■ Problem ■
Copy each line of the records below that has "title" in it.

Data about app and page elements
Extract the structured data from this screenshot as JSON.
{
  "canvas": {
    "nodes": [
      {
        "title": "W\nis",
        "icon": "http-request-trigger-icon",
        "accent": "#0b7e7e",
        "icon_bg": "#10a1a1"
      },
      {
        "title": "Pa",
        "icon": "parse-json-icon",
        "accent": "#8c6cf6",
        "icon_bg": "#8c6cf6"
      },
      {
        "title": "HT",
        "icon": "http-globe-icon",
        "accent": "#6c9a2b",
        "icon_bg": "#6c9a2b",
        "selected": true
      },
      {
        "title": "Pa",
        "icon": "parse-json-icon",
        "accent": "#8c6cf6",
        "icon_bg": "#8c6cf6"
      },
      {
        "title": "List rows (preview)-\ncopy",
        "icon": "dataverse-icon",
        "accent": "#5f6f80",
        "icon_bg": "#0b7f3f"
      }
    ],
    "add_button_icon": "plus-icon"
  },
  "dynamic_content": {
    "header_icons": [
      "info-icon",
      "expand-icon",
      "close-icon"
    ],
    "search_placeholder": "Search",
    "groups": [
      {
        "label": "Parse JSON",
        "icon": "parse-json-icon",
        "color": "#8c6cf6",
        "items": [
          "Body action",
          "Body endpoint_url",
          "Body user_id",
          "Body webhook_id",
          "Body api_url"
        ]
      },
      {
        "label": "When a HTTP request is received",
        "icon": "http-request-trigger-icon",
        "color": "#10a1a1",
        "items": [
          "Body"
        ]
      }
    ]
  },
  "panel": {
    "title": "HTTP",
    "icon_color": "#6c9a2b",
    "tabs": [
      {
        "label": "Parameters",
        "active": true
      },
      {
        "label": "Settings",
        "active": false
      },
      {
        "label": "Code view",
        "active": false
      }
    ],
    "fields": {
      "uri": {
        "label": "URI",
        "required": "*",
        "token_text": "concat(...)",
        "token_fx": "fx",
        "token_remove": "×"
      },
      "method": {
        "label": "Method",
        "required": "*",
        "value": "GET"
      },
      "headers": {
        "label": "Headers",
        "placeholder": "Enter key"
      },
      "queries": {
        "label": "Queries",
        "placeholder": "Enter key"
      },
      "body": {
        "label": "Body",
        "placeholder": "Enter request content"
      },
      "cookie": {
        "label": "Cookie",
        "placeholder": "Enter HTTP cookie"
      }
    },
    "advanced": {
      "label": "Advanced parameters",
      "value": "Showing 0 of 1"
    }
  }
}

■ Written answer ■
        "title": "W\nis",
        "title": "Pa",
        "title": "HT",
        "title": "Pa",
        "title": "List rows (preview)-\ncopy",
    "title": "HTTP",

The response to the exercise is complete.